- _Exercise instructions_: Write out the data in full, exactly as shown.

Data records for software interfaces
--- START ---
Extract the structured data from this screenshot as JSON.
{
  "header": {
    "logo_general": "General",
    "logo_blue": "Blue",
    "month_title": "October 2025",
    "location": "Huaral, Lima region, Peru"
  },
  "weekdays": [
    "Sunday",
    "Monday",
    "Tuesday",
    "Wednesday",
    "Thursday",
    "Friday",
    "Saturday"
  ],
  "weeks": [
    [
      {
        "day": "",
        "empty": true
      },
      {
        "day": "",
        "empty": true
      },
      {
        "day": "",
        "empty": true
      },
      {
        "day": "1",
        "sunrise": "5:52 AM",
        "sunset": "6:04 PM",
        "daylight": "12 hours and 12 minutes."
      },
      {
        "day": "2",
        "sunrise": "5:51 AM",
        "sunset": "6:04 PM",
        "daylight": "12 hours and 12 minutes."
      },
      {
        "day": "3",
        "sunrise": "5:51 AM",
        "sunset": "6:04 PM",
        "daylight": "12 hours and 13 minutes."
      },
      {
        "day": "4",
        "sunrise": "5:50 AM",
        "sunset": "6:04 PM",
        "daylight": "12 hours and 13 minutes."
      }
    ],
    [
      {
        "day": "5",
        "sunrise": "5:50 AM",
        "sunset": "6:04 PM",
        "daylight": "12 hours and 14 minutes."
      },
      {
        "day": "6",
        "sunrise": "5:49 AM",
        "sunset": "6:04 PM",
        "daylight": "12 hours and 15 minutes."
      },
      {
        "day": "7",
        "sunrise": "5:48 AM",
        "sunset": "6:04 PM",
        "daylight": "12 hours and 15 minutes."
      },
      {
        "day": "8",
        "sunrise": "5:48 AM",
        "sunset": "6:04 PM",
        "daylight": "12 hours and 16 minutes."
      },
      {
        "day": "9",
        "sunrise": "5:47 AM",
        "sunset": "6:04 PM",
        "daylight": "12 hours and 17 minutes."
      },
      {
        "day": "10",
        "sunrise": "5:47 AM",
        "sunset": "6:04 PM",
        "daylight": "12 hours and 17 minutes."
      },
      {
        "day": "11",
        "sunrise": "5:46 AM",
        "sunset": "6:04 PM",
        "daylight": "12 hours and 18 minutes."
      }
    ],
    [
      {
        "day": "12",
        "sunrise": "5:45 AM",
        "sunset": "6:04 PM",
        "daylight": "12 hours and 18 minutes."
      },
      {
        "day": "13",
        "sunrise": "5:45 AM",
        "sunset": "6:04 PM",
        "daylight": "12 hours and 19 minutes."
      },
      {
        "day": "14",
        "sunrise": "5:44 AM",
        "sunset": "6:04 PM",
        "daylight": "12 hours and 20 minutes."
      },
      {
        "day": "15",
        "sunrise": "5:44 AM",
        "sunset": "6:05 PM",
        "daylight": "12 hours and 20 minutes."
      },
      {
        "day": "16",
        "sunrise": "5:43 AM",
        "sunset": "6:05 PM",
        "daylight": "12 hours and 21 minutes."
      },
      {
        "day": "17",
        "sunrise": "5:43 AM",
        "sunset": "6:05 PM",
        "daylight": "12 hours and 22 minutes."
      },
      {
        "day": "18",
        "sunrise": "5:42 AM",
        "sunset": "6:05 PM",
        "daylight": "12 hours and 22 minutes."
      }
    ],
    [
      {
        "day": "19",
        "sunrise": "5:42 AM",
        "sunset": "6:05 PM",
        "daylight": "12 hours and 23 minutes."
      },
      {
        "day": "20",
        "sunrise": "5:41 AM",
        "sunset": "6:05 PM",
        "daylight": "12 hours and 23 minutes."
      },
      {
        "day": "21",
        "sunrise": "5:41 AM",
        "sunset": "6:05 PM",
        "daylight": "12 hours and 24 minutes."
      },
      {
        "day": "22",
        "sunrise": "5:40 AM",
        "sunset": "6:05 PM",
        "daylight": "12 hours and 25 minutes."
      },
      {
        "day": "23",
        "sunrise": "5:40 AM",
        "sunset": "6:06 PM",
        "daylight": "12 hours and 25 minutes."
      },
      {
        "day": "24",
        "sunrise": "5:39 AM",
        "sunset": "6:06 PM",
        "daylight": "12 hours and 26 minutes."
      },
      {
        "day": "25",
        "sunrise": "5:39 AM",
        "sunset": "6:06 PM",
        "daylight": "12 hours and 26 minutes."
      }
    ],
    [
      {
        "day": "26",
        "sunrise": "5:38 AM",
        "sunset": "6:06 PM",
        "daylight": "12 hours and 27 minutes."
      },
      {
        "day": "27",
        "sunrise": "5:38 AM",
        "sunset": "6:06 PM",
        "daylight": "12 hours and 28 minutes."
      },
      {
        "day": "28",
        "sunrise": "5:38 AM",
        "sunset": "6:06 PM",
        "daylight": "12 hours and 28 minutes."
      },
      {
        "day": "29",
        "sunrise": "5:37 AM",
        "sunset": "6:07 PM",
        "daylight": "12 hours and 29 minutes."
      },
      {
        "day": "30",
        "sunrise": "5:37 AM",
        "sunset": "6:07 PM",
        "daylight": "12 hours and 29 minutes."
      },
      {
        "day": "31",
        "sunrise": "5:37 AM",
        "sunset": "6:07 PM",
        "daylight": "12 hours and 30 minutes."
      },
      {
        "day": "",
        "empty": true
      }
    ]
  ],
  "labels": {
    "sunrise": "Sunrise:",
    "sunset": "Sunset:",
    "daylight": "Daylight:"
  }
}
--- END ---
- _Answer below_:
Extract the structured data from this screenshot as JSON.
{
  "header": {
    "logo_general": "General",
    "logo_blue": "Blue",
    "month_title": "October 2025",
    "location": "Huaral, Lima region, Peru"
  },
  "weekdays": [
    "Sunday",
    "Monday",
    "Tuesday",
    "Wednesday",
    "Thursday",
    "Friday",
    "Saturday"
  ],
  "weeks": [
    [
      {
        "day": "",
        "empty": true
      },
      {
        "day": "",
        "empty": true
      },
      {
        "day": "",
        "empty": true
      },
      {
        "day": "1",
        "sunrise": "5:52 AM",
        "sunset": "6:04 PM",
        "daylight": "12 hours and 12 minutes."
      },
      {
        "day": "2",
        "sunrise": "5:51 AM",
        "sunset": "6:04 PM",
        "daylight": "12 hours and 12 minutes."
      },
      {
        "day": "3",
        "sunrise": "5:51 AM",
        "sunset": "6:04 PM",
        "daylight": "12 hours and 13 minutes."
      },
      {
        "day": "4",
        "sunrise": "5:50 AM",
        "sunset": "6:04 PM",
        "daylight": "12 hours and 13 minutes."
      }
    ],
    [
      {
        "day": "5",
        "sunrise": "5:50 AM",
        "sunset": "6:04 PM",
        "daylight": "12 hours and 14 minutes."
      },
      {
        "day": "6",
        "sunrise": "5:49 AM",
        "sunset": "6:04 PM",
        "daylight": "12 hours and 15 minutes."
      },
      {
        "day": "7",
        "sunrise": "5:48 AM",
        "sunset": "6:04 PM",
        "daylight": "12 hours and 15 minutes."
      },
      {
        "day": "8",
        "sunrise": "5:48 AM",
        "sunset": "6:04 PM",
        "daylight": "12 hours and 16 minutes."
      },
      {
        "day": "9",
        "sunrise": "5:47 AM",
        "sunset": "6:04 PM",
        "daylight": "12 hours and 17 minutes."
      },
      {
        "day": "10",
        "sunrise": "5:47 AM",
        "sunset": "6:04 PM",
        "daylight": "12 hours and 17 minutes."
      },
      {
        "day": "11",
        "sunrise": "5:46 AM",
        "sunset": "6:04 PM",
        "daylight": "12 hours and 18 minutes."
      }
    ],
    [
      {
        "day": "12",
        "sunrise": "5:45 AM",
        "sunset": "6:04 PM",
        "daylight": "12 hours and 18 minutes."
      },
      {
        "day": "13",
        "sunrise": "5:45 AM",
        "sunset": "6:04 PM",
        "daylight": "12 hours and 19 minutes."
      },
      {
        "day": "14",
        "sunrise": "5:44 AM",
        "sunset": "6:04 PM",
        "daylight": "12 hours and 20 minutes."
      },
      {
        "day": "15",
        "sunrise": "5:44 AM",
        "sunset": "6:05 PM",
        "daylight": "12 hours and 20 minutes."
      },
      {
        "day": "16",
        "sunrise": "5:43 AM",
        "sunset": "6:05 PM",
        "daylight": "12 hours and 21 minutes."
      },
      {
        "day": "17",
        "sunrise": "5:43 AM",
        "sunset": "6:05 PM",
        "daylight": "12 hours and 22 minutes."
      },
      {
        "day": "18",
        "sunrise": "5:42 AM",
        "sunset": "6:05 PM",
        "daylight": "12 hours and 22 minutes."
      }
    ],
    [
      {
        "day": "19",
        "sunrise": "5:42 AM",
        "sunset": "6:05 PM",
        "daylight": "12 hours and 23 minutes."
      },
      {
        "day": "20",
        "sunrise": "5:41 AM",
        "sunset": "6:05 PM",
        "daylight": "12 hours and 23 minutes."
      },
      {
        "day": "21",
        "sunrise": "5:41 AM",
        "sunset": "6:05 PM",
        "daylight": "12 hours and 24 minutes."
      },
      {
        "day": "22",
        "sunrise": "5:40 AM",
        "sunset": "6:05 PM",
        "daylight": "12 hours and 25 minutes."
      },
      {
        "day": "23",
        "sunrise": "5:40 AM",
        "sunset": "6:06 PM",
        "daylight": "12 hours and 25 minutes."
      },
      {
        "day": "24",
        "sunrise": "5:39 AM",
        "sunset": "6:06 PM",
        "daylight": "12 hours and 26 minutes."
      },
      {
        "day": "25",
        "sunrise": "5:39 AM",
        "sunset": "6:06 PM",
        "daylight": "12 hours and 26 minutes."
      }
    ],
    [
      {
        "day": "26",
        "sunrise": "5:38 AM",
        "sunset": "6:06 PM",
        "daylight": "12 hours and 27 minutes."
      },
      {
        "day": "27",
        "sunrise": "5:38 AM",
        "sunset": "6:06 PM",
        "daylight": "12 hours and 28 minutes."
      },
      {
        "day": "28",
        "sunrise": "5:38 AM",
        "sunset": "6:06 PM",
        "daylight": "12 hours and 28 minutes."
      },
      {
        "day": "29",
        "sunrise": "5:37 AM",
        "sunset": "6:07 PM",
        "daylight": "12 hours and 29 minutes."
      },
      {
        "day": "30",
        "sunrise": "5:37 AM",
        "sunset": "6:07 PM",
        "daylight": "12 hours and 29 minutes."
      },
      {
        "day": "31",
        "sunrise": "5:37 AM",
        "sunset": "6:07 PM",
        "daylight": "12 hours and 30 minutes."
      },
      {
        "day": "",
        "empty": true
      }
    ]
  ],
  "labels": {
    "sunrise": "Sunrise:",
    "sunset": "Sunset:",
    "daylight": "Daylight:"
  }
}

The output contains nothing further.